▶ _WHAT YOU WILL DO_:
Keeping every word intact, reproduce all of the records.

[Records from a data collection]
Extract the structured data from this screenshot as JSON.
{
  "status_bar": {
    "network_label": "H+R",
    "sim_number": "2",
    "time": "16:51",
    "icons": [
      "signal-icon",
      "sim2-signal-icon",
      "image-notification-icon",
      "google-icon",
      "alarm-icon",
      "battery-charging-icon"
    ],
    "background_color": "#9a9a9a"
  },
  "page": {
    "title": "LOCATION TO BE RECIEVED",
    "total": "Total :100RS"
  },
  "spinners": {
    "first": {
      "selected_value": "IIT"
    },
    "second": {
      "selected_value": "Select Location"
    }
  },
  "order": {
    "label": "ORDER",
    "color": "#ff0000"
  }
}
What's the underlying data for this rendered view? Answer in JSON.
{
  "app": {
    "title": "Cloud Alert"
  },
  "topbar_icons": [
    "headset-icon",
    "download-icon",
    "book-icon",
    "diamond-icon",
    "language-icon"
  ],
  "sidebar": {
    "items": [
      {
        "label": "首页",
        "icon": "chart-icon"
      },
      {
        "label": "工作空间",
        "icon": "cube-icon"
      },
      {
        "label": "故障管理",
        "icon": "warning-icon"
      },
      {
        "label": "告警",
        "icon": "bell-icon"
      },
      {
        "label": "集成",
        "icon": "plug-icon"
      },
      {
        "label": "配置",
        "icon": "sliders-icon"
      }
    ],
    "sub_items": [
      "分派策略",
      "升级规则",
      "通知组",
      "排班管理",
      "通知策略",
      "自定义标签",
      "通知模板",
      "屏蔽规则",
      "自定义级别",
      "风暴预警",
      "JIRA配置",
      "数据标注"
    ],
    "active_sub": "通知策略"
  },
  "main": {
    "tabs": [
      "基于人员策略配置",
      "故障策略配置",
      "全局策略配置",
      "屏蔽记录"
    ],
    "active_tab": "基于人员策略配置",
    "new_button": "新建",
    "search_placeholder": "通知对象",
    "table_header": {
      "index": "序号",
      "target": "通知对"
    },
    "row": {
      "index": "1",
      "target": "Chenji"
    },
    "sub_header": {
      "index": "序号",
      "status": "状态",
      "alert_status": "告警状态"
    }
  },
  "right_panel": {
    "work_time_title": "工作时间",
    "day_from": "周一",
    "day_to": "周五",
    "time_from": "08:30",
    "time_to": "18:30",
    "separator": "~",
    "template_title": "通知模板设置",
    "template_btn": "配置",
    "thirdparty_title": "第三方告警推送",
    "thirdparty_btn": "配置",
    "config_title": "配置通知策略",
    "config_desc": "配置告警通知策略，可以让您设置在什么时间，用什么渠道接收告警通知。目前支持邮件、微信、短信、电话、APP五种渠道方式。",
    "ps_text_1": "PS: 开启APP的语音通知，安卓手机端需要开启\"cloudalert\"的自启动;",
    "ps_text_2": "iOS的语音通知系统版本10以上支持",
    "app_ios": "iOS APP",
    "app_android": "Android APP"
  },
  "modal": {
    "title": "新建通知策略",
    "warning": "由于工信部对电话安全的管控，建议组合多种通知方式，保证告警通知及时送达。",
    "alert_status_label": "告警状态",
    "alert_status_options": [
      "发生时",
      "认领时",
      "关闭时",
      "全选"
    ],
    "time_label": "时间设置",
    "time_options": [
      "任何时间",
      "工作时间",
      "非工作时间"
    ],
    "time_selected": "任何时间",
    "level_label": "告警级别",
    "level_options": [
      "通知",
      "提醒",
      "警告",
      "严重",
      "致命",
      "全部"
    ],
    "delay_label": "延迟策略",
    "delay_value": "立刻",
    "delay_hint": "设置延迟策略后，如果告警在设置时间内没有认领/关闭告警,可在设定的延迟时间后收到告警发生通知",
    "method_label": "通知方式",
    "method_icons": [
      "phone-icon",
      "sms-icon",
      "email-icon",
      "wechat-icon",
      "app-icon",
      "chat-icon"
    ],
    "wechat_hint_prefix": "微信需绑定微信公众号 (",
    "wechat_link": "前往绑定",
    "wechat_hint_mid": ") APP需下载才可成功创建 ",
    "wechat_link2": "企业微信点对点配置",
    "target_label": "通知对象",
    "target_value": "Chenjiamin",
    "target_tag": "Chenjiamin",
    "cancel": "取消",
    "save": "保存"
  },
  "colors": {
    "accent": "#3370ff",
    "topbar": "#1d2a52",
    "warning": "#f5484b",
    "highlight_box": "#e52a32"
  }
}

▶ _SOLVED EXERCISE_:
Extract the structured data from this screenshot as JSON.
{
  "status_bar": {
    "network_label": "H+R",
    "sim_number": "2",
    "time": "16:51",
    "icons": [
      "signal-icon",
      "sim2-signal-icon",
      "image-notification-icon",
      "google-icon",
      "alarm-icon",
      "battery-charging-icon"
    ],
    "background_color": "#9a9a9a"
  },
  "page": {
    "title": "LOCATION TO BE RECIEVED",
    "total": "Total :100RS"
  },
  "spinners": {
    "first": {
      "selected_value": "IIT"
    },
    "second": {
      "selected_value": "Select Location"
    }
  },
  "order": {
    "label": "ORDER",
    "color": "#ff0000"
  }
}
What's the underlying data for this rendered view? Answer in JSON.
{
  "app": {
    "title": "Cloud Alert"
  },
  "topbar_icons": [
    "headset-icon",
    "download-icon",
    "book-icon",
    "diamond-icon",
    "language-icon"
  ],
  "sidebar": {
    "items": [
      {
        "label": "首页",
        "icon": "chart-icon"
      },
      {
        "label": "工作空间",
        "icon": "cube-icon"
      },
      {
        "label": "故障管理",
        "icon": "warning-icon"
      },
      {
        "label": "告警",
        "icon": "bell-icon"
      },
      {
        "label": "集成",
        "icon": "plug-icon"
      },
      {
        "label": "配置",
        "icon": "sliders-icon"
      }
    ],
    "sub_items": [
      "分派策略",
      "升级规则",
      "通知组",
      "排班管理",
      "通知策略",
      "自定义标签",
      "通知模板",
      "屏蔽规则",
      "自定义级别",
      "风暴预警",
      "JIRA配置",
      "数据标注"
    ],
    "active_sub": "通知策略"
  },
  "main": {
    "tabs": [
      "基于人员策略配置",
      "故障策略配置",
      "全局策略配置",
      "屏蔽记录"
    ],
    "active_tab": "基于人员策略配置",
    "new_button": "新建",
    "search_placeholder": "通知对象",
    "table_header": {
      "index": "序号",
      "target": "通知对"
    },
    "row": {
      "index": "1",
      "target": "Chenji"
    },
    "sub_header": {
      "index": "序号",
      "status": "状态",
      "alert_status": "告警状态"
    }
  },
  "right_panel": {
    "work_time_title": "工作时间",
    "day_from": "周一",
    "day_to": "周五",
    "time_from": "08:30",
    "time_to": "18:30",
    "separator": "~",
    "template_title": "通知模板设置",
    "template_btn": "配置",
    "thirdparty_title": "第三方告警推送",
    "thirdparty_btn": "配置",
    "config_title": "配置通知策略",
    "config_desc": "配置告警通知策略，可以让您设置在什么时间，用什么渠道接收告警通知。目前支持邮件、微信、短信、电话、APP五种渠道方式。",
    "ps_text_1": "PS: 开启APP的语音通知，安卓手机端需要开启\"cloudalert\"的自启动;",
    "ps_text_2": "iOS的语音通知系统版本10以上支持",
    "app_ios": "iOS APP",
    "app_android": "Android APP"
  },
  "modal": {
    "title": "新建通知策略",
    "warning": "由于工信部对电话安全的管控，建议组合多种通知方式，保证告警通知及时送达。",
    "alert_status_label": "告警状态",
    "alert_status_options": [
      "发生时",
      "认领时",
      "关闭时",
      "全选"
    ],
    "time_label": "时间设置",
    "time_options": [
      "任何时间",
      "工作时间",
      "非工作时间"
    ],
    "time_selected": "任何时间",
    "level_label": "告警级别",
    "level_options": [
      "通知",
      "提醒",
      "警告",
      "严重",
      "致命",
      "全部"
    ],
    "delay_label": "延迟策略",
    "delay_value": "立刻",
    "delay_hint": "设置延迟策略后，如果告警在设置时间内没有认领/关闭告警,可在设定的延迟时间后收到告警发生通知",
    "method_label": "通知方式",
    "method_icons": [
      "phone-icon",
      "sms-icon",
      "email-icon",
      "wechat-icon",
      "app-icon",
      "chat-icon"
    ],
    "wechat_hint_prefix": "微信需绑定微信公众号 (",
    "wechat_link": "前往绑定",
    "wechat_hint_mid": ") APP需下载才可成功创建 ",
    "wechat_link2": "企业微信点对点配置",
    "target_label": "通知对象",
    "target_value": "Chenjiamin",
    "target_tag": "Chenjiamin",
    "cancel": "取消",
    "save": "保存"
  },
  "colors": {
    "accent": "#3370ff",
    "topbar": "#1d2a52",
    "warning": "#f5484b",
    "highlight_box": "#e52a32"
  }
}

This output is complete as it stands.